* Material provided:
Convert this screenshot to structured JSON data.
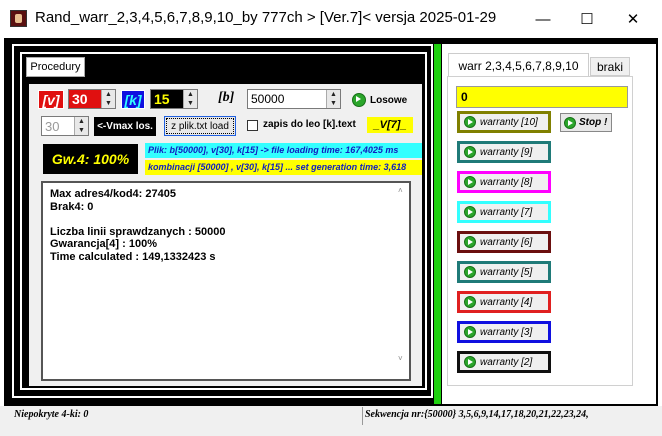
{
  "window": {
    "title": "Rand_warr_2,3,4,5,6,7,8,9,10_by 777ch > [Ver.7]<    versja 2025-01-29",
    "minimize": "—",
    "maximize": "☐",
    "close": "✕"
  },
  "left": {
    "tab": "Procedury",
    "v_label": "[v]",
    "v_value": "30",
    "k_label": "[k]",
    "k_value": "15",
    "b_label": "[b]",
    "b_value": "50000",
    "losowe": "Losowe",
    "vmax_value": "30",
    "vmax_button": "<-Vmax los.",
    "file_button": "z plik.txt load",
    "zapis_label": "zapis do leo [k].text",
    "version_tag": "_V[7]_",
    "gw_label": "Gw.4: 100%",
    "info_line1": "Plik: b[50000], v[30], k[15]  -> file loading time: 167,4025 ms",
    "info_line2": "kombinacji [50000] , v[30], k[15] ... set generation time: 3,618",
    "output": [
      "Max adres4/kod4: 27405",
      "Brak4: 0",
      "",
      "Liczba linii sprawdzanych : 50000",
      "Gwarancja[4] : 100%",
      "Time calculated : 149,1332423 s"
    ]
  },
  "right": {
    "tabs": [
      "warr 2,3,4,5,6,7,8,9,10",
      "braki"
    ],
    "display_value": "0",
    "stop_label": "Stop !",
    "buttons": [
      {
        "label": "warranty [10]",
        "color": "#808000"
      },
      {
        "label": "warranty [9]",
        "color": "#1f7a78"
      },
      {
        "label": "warranty [8]",
        "color": "#ff00ff"
      },
      {
        "label": "warranty [7]",
        "color": "#33ffff"
      },
      {
        "label": "warranty [6]",
        "color": "#6b0f0f"
      },
      {
        "label": "warranty [5]",
        "color": "#1f7a78"
      },
      {
        "label": "warranty [4]",
        "color": "#e02020"
      },
      {
        "label": "warranty [3]",
        "color": "#1010e0"
      },
      {
        "label": "warranty [2]",
        "color": "#101010"
      }
    ]
  },
  "status": {
    "left": "Niepokryte 4-ki: 0",
    "right": "Sekwencja nr:{50000}  3,5,6,9,14,17,18,20,21,22,23,24,"
  },
  "colors": {
    "accent_green": "#1fd10f",
    "yellow_display": "#ffff00",
    "cyan_info": "#33ffff",
    "red_label": "#e01010"
  }
}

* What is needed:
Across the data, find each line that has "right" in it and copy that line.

* Solution:
  "right": {
    "right": "Sekwencja nr:{50000}  3,5,6,9,14,17,18,20,21,22,23,24,"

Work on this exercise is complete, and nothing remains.